For me landing has never been fun.  It's only a necessary chore.  I've never considered landing fun or even just ok.  Landing is almost always at least a little bit scary and often a lot scary.  I have a list that goes out the door and around the corner of reasons to land - I'm scared, I have to pee, I'm tired, I'm scared, there are no more good landing places ahead, I'm scared, I can't find anymore lift, I'm afraid to cross over the mountain range, I'm scared, etc., etc. - I could go on all day.  But never once has that list included "for fun!"....that is until now ;-).

At Rainbow Beach there's a giant sandblow created by nature especially for hang gliding I'm sure. Here's a shot of the sand blow from my iPhone.  Not the best, but you can see what I'm talking about.

Because it's nice rounded bowl and the coastal air is beautifully smooth, it's a place like no other where you can take off and land all day long in the most perfect conditions you could ever imagine.  It's pretty much impossible to screw it up.  If you come in too high, you just make another go around...too low and you turn back a bit sooner and land up closer to the edge.  I've never, ever had such a fun time landing....every single one is thoroughly enjoyable and brings a giant Wolfi-style smile to my face. Although I haven't yet tired of the touch and goes, for a little break, we ventured down the coastline about 15km to the south end of the little bay checking out the stingrays and sea turtles playing in the surf all the way there and back.  

With the 4:30ish sunrise, we've found other ways to entertain ourselves until the wind comes in - normally by 10 or 11am.  

But mostly we just played on the sand blow all day long....practicing fly-bys, spot landings, teaching a bit and general fooling around. 

I'm pretty sure I never want to leave!

Sunday, November 10, 2013

On the road again

So good to be back home with my baby....and what better way to kick off the summer than with a road trip up the east coast!  Glen picked me up at the Sydney airport about 8am on Thursday morning and we were straight on the road heading north toward our final destination at Rainbow Beach.  

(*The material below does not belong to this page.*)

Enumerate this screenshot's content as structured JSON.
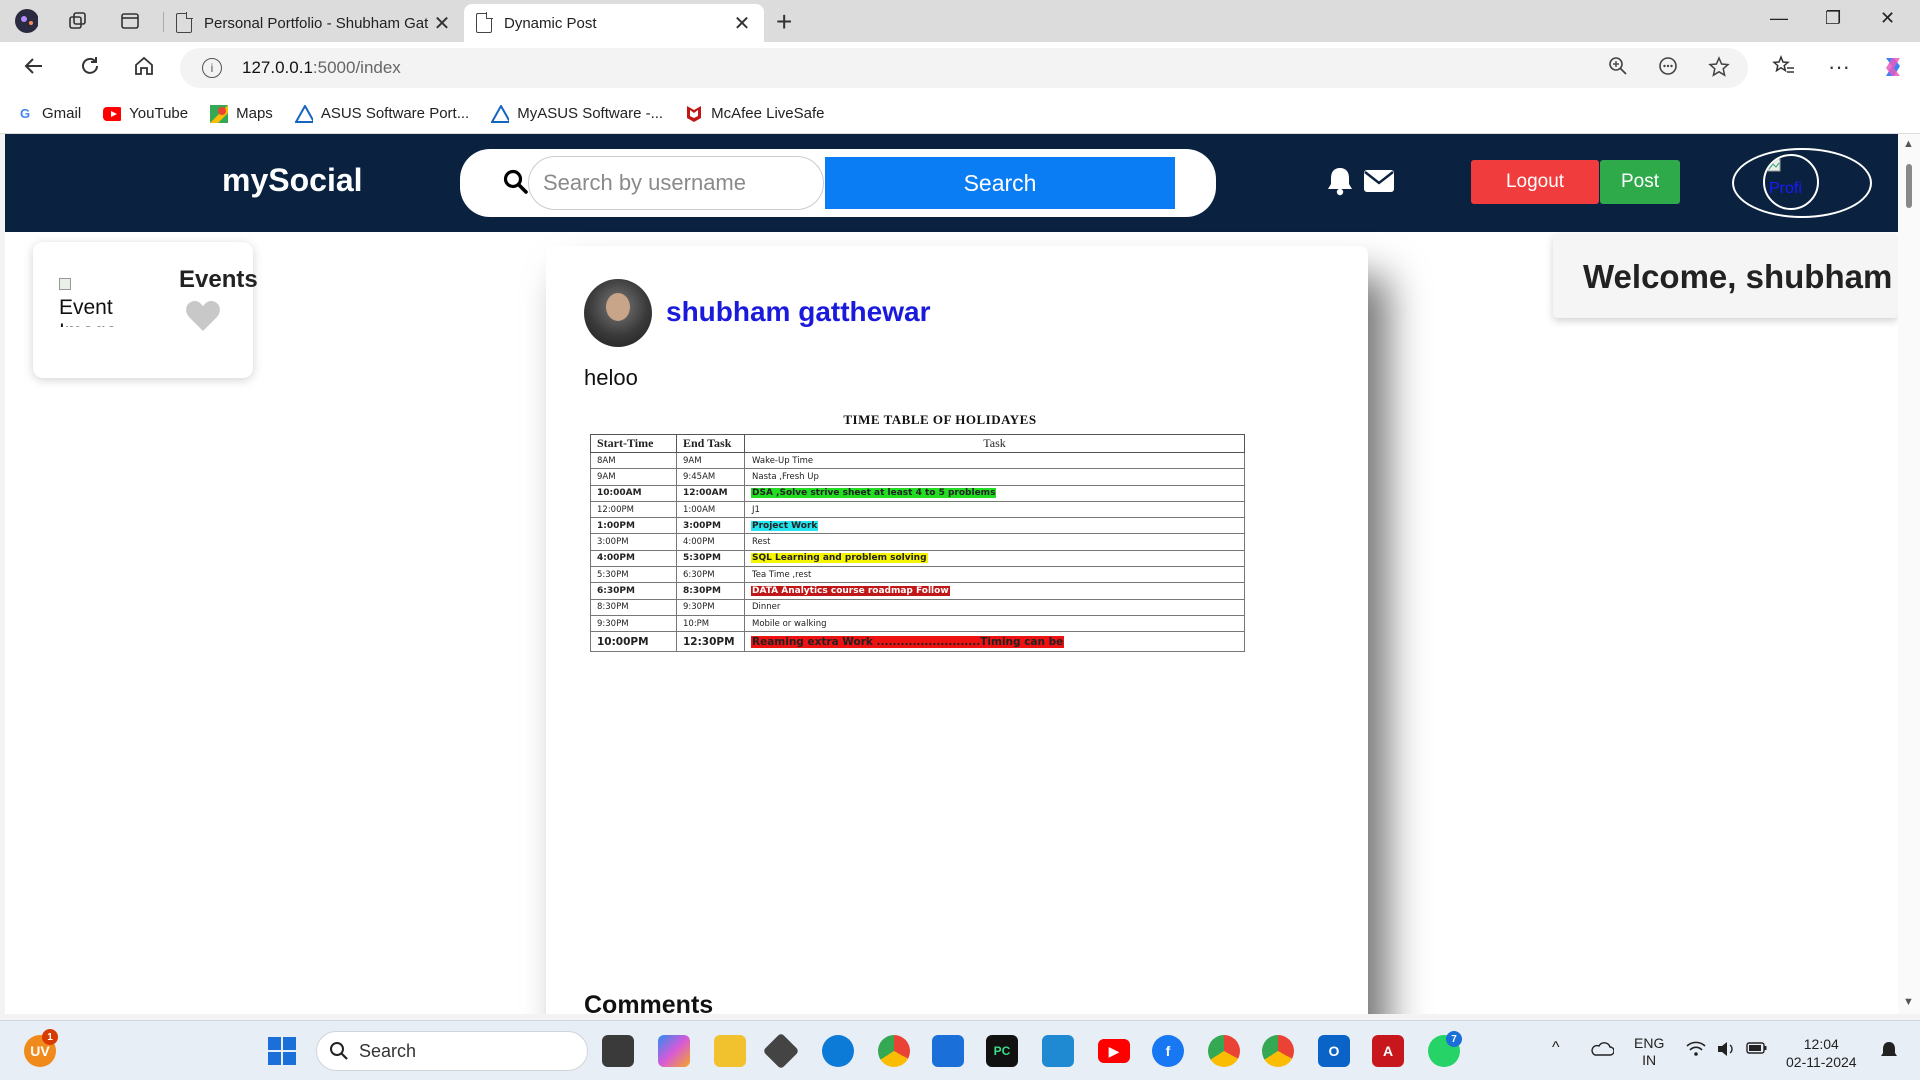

Of course, you can't drive by the Big Banana without making a quick stop.

Since it was on Lennox Head we gave the new Freedom tandem glider a little test flight as we passed through town. Great little ridge on the beach, but the top landing field leaves a bit to be desired.  Luckily Glen's a pro ;-).

The 30km drive on the beach from Noosa to Double Island point was the coolest by far though.  More traffic than I would have expected on the beach, but the tide was low and there was plenty of roadway. We finished up the beach drive with another 10 or 15km of rainforest sand track.  What a gorgeous drive!

Next stop, Rainbow Beach!!

Sunday, August 04, 2013

Prize Giving

Congratulations to all of the winners of the Belgian Nationals/Ager Open.... and especially to my guy with his first podium finish ;-)

 Overall winners:  1st Place - Gordon Rigg, 2nd Place - Eduardo Oliveira, 3rd Place - Glen McFarlane

Belgian winners and the new Belgian Champion, Tom Haagdorens!

Catalan winners!

Rigid wing winners!

Sport Class winners!

Thanks to those crazy Frenchies who are always the life of the party, and a certain Brit team leader, we had a great celebration that stayed mostly in control ;-).

Much needed rest days

The last three days of the Belgian Nationals/Ager Open  were cancelled due to crappy east wind on launch.  We took good advantage of rest days and had some fun in some of my favorite Ager fun spots. 

Of course, the river gorge to the west of takeoff will always make me think of Luis.  It's so sad not having him, but I love having all the good memories of his joyfullness and that great smile on his face. For me it was a bit of a memorial going to the river, packing on the silky mud, hiking up through the gorge and swimming in the ice cold water.  

Yesterday we spent at the lake in Ager watching the boys (and girls) do their diving tricks.  Great fun!!